**Work instructions**. Your copy of the listing should be exact and should contain no pictures.

**Extracted material**.
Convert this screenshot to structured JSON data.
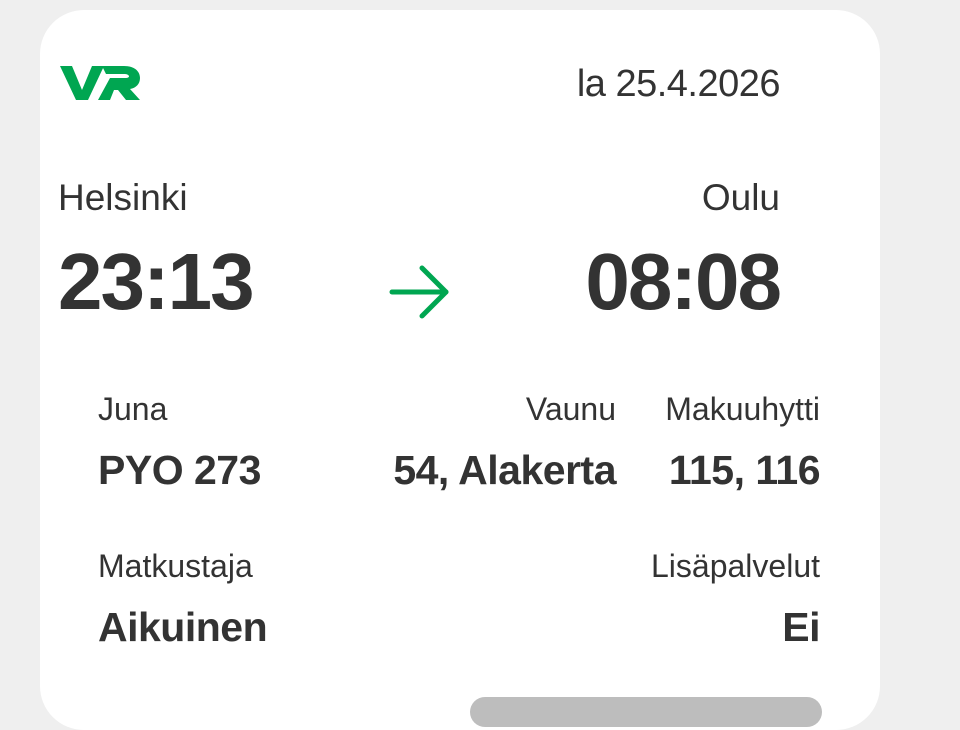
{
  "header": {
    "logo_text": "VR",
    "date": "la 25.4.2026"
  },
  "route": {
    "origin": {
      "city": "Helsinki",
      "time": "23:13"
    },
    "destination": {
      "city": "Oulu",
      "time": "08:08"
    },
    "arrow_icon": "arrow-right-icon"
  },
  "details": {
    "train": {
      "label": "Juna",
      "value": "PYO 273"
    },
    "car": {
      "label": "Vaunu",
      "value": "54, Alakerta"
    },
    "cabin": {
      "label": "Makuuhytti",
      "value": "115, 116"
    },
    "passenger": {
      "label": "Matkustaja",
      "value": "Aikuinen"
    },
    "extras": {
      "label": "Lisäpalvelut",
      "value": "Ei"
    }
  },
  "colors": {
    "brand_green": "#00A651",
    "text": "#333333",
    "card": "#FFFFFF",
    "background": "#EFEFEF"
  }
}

**Result**.
Convert this screenshot to structured JSON data.
{
  "header": {
    "logo_text": "VR",
    "date": "la 25.4.2026"
  },
  "route": {
    "origin": {
      "city": "Helsinki",
      "time": "23:13"
    },
    "destination": {
      "city": "Oulu",
      "time": "08:08"
    },
    "arrow_icon": "arrow-right-icon"
  },
  "details": {
    "train": {
      "label": "Juna",
      "value": "PYO 273"
    },
    "car": {
      "label": "Vaunu",
      "value": "54, Alakerta"
    },
    "cabin": {
      "label": "Makuuhytti",
      "value": "115, 116"
    },
    "passenger": {
      "label": "Matkustaja",
      "value": "Aikuinen"
    },
    "extras": {
      "label": "Lisäpalvelut",
      "value": "Ei"
    }
  },
  "colors": {
    "brand_green": "#00A651",
    "text": "#333333",
    "card": "#FFFFFF",
    "background": "#EFEFEF"
  }
}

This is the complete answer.